Directions | Read the lines of the data below and retrieve those with "신용카드".

Excerpted data |
┄┄┄┄┄┄
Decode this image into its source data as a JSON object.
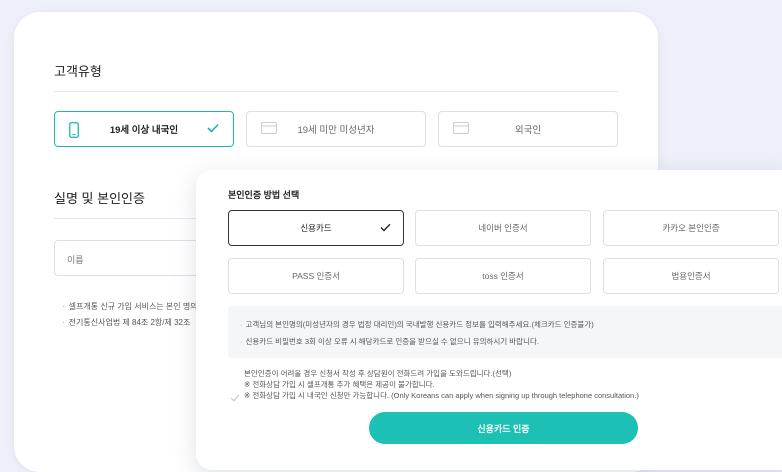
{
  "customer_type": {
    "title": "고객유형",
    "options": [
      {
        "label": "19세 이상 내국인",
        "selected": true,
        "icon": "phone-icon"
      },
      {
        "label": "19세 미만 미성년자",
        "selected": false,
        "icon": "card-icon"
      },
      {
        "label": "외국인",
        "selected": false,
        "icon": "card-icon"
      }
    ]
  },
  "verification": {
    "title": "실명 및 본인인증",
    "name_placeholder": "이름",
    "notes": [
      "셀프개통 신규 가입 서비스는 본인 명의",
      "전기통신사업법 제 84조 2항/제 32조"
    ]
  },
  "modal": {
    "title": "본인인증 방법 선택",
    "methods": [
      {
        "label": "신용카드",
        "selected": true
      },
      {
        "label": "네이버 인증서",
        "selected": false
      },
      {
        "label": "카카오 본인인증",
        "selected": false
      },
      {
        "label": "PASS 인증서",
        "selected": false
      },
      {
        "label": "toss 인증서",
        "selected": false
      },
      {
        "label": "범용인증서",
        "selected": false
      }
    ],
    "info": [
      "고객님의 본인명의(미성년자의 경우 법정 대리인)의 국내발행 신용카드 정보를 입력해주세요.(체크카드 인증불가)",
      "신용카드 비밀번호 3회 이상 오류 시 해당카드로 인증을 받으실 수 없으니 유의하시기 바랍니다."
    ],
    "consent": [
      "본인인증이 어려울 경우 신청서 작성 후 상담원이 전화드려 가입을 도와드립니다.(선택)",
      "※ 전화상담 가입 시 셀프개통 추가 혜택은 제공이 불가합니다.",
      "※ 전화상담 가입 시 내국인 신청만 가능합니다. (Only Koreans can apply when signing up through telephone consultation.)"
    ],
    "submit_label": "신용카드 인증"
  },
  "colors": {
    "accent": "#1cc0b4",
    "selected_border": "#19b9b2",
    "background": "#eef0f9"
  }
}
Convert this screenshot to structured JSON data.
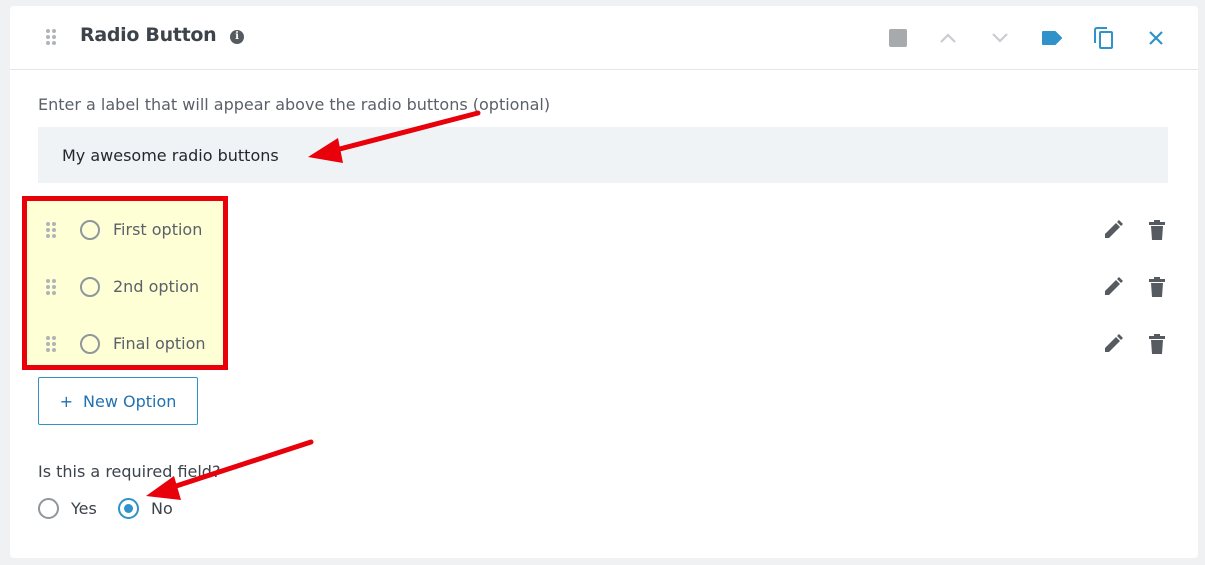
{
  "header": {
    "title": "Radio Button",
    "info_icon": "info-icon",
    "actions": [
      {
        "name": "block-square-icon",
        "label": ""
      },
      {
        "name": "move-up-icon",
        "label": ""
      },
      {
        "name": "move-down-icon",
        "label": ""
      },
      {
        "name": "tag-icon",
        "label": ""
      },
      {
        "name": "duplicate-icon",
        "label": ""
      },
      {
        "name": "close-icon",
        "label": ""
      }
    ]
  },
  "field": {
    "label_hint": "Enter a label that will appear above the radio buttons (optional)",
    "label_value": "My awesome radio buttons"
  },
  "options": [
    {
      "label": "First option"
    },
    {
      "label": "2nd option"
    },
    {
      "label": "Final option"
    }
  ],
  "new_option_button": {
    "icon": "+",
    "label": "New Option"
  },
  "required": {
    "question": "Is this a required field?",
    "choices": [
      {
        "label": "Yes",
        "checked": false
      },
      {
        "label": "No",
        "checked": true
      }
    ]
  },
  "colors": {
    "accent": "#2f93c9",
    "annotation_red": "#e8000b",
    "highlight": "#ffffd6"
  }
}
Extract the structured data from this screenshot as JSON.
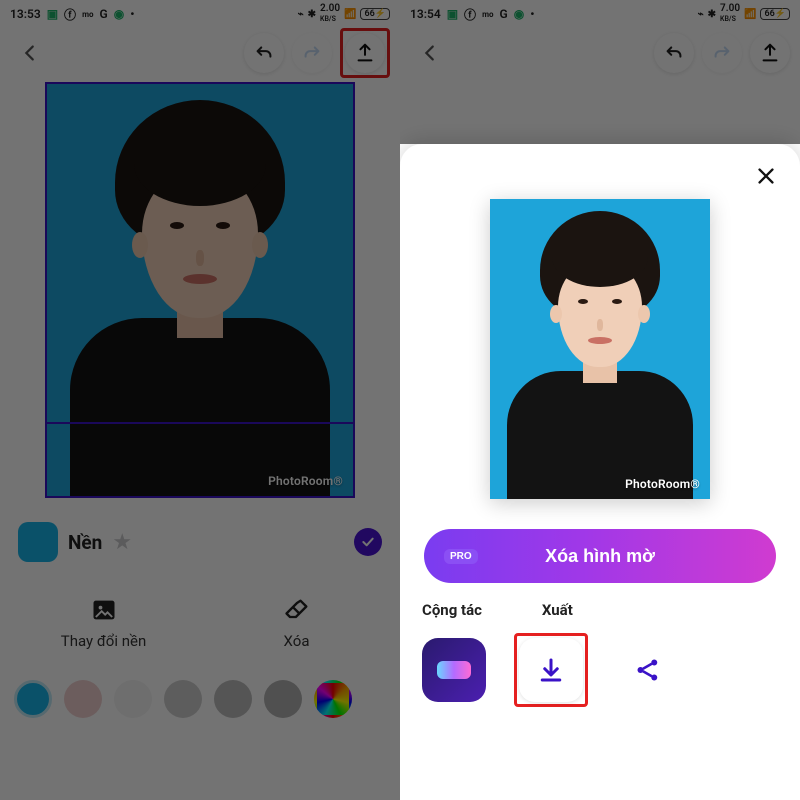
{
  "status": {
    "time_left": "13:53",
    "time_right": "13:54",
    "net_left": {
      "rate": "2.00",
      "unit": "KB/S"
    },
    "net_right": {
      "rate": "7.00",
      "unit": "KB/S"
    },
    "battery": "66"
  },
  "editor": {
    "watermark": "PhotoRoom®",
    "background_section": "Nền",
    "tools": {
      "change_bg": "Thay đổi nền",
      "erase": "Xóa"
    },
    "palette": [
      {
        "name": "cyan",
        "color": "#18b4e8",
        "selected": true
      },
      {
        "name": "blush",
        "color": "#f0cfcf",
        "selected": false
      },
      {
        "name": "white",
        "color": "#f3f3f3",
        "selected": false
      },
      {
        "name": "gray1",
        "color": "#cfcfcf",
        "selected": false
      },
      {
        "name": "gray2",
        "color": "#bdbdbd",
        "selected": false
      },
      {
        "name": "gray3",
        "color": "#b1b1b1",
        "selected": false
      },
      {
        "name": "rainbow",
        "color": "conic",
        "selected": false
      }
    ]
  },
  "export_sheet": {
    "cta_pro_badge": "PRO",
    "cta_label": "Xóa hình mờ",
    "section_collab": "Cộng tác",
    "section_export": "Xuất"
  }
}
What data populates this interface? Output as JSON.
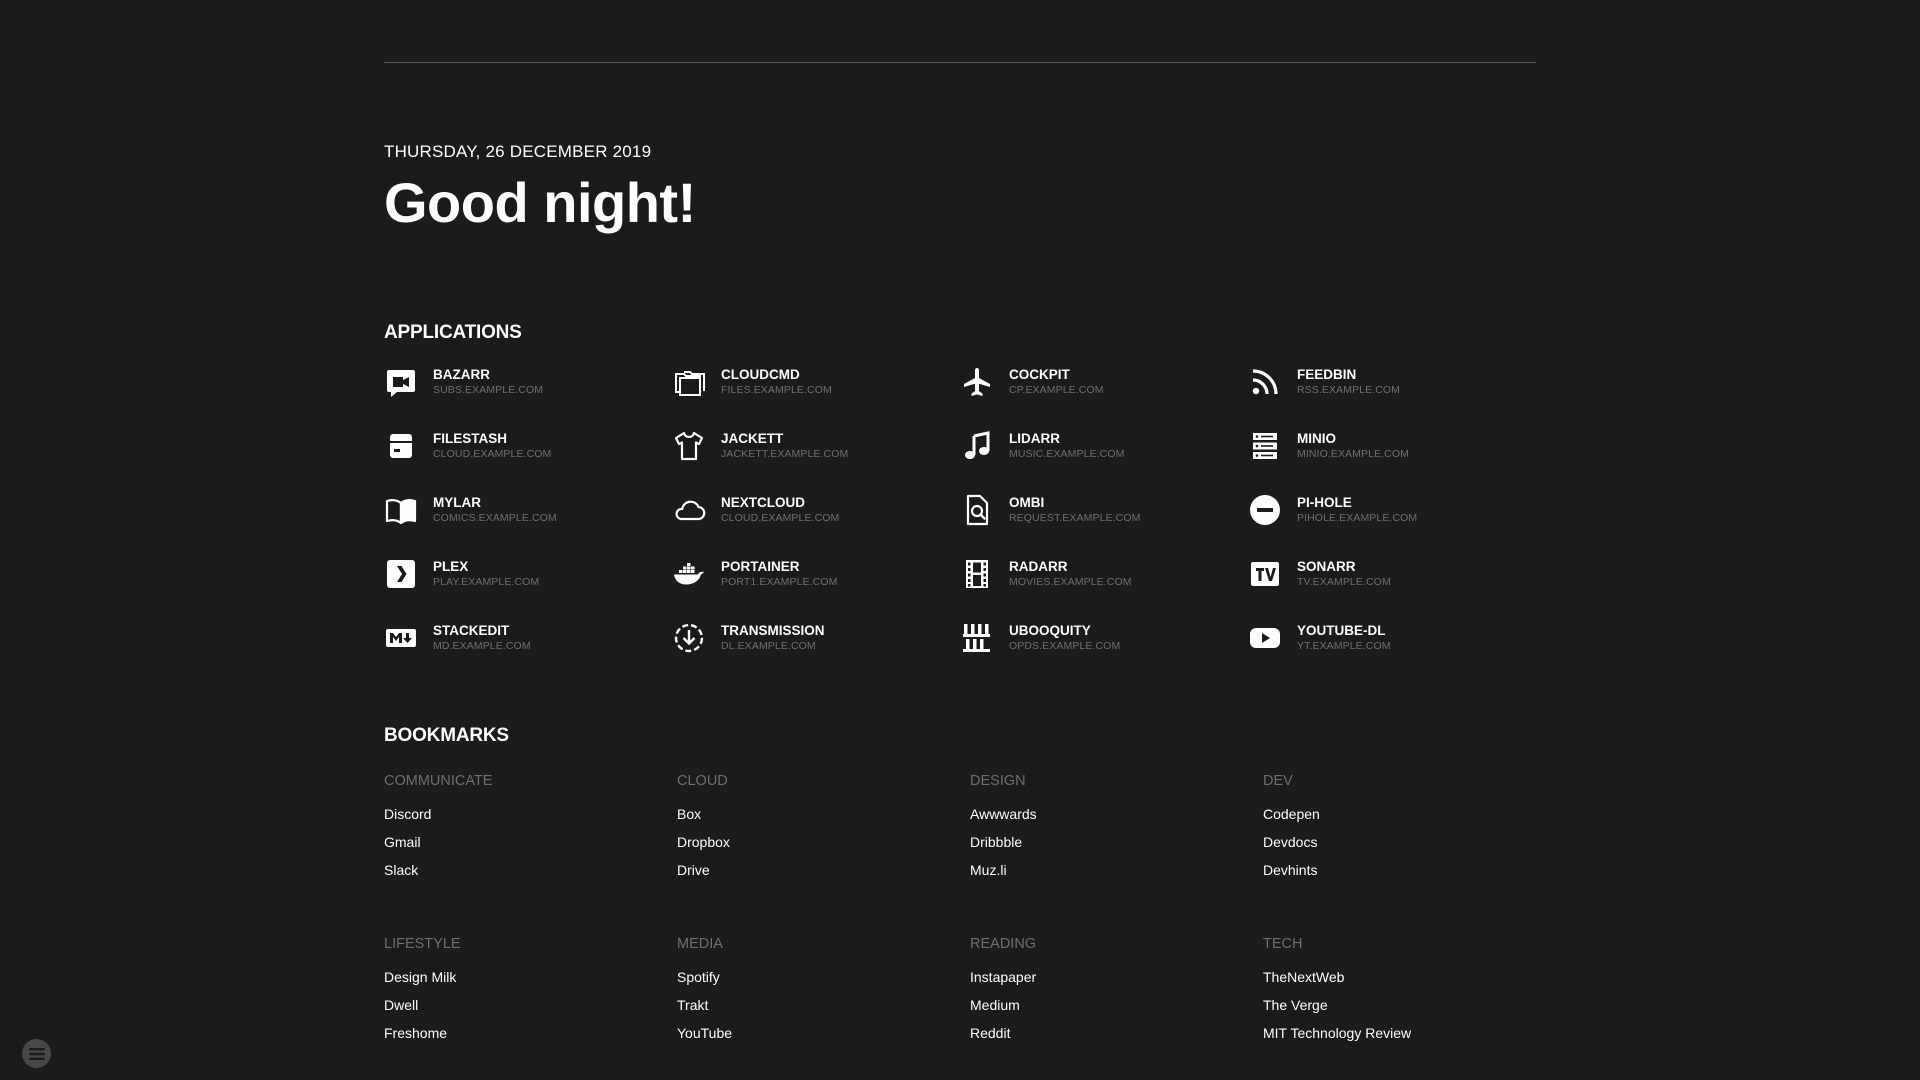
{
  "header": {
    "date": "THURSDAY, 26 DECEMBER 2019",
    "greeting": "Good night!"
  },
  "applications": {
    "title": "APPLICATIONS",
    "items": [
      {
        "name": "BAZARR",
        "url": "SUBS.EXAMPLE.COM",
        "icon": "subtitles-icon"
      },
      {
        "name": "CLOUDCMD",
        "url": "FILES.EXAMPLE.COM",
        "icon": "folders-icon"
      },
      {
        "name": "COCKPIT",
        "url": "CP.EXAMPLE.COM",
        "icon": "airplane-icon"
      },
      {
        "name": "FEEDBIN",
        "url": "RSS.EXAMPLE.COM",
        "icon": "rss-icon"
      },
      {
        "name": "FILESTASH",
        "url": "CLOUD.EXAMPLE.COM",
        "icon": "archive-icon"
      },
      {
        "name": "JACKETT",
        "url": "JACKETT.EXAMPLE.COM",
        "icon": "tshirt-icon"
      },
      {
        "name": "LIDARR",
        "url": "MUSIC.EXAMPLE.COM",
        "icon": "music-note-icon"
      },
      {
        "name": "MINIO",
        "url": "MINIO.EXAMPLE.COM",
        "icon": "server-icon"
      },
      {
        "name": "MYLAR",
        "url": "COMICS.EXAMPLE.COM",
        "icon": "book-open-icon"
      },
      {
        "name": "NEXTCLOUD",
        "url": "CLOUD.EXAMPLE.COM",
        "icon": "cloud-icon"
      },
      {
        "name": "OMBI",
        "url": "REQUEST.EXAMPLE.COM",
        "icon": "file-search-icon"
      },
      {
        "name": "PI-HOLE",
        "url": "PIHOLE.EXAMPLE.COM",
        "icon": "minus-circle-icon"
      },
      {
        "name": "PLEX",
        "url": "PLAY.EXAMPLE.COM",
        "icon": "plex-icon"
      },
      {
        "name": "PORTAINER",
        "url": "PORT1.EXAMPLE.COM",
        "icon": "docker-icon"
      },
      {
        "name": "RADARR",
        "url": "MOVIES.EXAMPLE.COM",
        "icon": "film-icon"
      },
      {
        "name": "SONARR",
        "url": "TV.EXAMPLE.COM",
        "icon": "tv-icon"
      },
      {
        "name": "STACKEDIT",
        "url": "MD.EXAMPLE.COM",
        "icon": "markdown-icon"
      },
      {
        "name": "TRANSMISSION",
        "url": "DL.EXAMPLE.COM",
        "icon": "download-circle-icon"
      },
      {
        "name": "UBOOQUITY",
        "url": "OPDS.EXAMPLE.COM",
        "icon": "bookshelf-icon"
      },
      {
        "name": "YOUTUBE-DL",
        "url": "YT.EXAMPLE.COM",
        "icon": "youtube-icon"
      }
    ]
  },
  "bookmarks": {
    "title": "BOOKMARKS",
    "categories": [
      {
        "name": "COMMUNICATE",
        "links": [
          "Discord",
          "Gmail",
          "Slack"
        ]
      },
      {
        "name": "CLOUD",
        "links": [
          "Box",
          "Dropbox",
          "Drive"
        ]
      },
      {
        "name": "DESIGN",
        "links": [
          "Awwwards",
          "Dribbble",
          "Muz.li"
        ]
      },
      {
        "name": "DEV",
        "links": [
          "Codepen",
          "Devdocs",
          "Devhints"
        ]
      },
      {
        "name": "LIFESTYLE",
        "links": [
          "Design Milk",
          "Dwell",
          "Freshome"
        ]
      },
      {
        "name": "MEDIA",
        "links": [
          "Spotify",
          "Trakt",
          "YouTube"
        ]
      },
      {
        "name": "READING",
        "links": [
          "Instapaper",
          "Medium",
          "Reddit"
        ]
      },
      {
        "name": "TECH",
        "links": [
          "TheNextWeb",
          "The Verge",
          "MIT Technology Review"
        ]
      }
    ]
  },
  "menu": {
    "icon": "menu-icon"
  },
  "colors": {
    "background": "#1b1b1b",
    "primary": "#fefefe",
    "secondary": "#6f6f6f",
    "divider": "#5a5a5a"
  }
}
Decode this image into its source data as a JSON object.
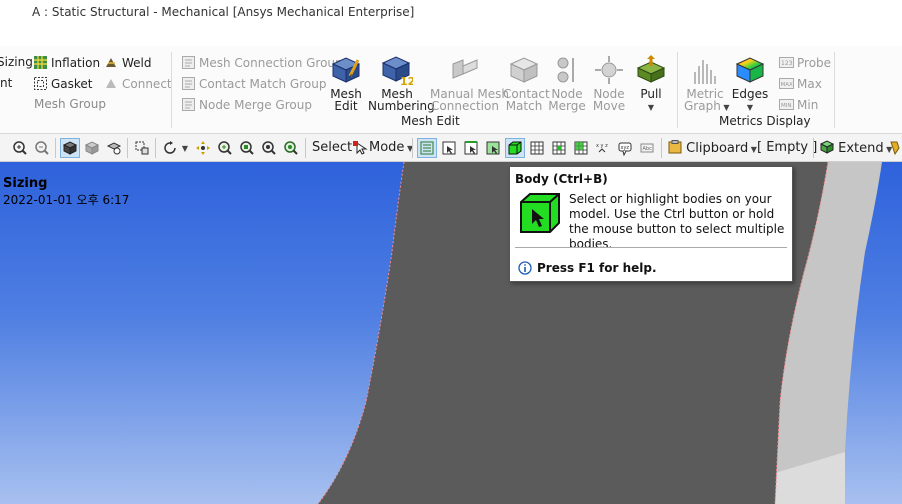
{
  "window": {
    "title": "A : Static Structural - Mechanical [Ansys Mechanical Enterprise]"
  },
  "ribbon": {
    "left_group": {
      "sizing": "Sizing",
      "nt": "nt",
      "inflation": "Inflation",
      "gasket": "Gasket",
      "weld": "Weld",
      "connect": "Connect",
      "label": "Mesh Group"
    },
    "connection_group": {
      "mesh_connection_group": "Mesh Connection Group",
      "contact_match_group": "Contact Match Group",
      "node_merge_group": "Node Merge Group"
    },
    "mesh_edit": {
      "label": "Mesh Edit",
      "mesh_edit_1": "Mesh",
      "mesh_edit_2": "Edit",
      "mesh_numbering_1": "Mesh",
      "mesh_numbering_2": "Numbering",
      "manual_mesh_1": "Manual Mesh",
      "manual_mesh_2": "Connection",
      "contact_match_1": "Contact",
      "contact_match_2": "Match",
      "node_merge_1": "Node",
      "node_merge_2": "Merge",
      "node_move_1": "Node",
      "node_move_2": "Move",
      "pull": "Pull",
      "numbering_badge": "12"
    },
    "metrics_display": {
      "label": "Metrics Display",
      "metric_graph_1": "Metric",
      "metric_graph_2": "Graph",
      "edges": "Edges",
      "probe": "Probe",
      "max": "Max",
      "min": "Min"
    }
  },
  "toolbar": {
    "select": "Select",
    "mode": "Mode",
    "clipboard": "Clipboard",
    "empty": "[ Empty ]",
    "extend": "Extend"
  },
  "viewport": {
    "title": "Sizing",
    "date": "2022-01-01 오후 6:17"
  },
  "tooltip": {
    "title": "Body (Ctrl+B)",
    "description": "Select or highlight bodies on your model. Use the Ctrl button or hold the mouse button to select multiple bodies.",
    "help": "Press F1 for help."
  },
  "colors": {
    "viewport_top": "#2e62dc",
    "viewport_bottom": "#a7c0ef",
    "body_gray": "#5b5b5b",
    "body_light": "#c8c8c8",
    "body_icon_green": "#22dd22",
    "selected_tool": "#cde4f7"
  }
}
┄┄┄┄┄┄
Your response |
        "label": "신용카드",
      "고객님의 본인명의(미성년자의 경우 법정 대리인)의 국내발행 신용카드 정보를 입력해주세요.(체크카드 인증불가)",
      "신용카드 비밀번호 3회 이상 오류 시 해당카드로 인증을 받으실 수 없으니 유의하시기 바랍니다."
    "submit_label": "신용카드 인증"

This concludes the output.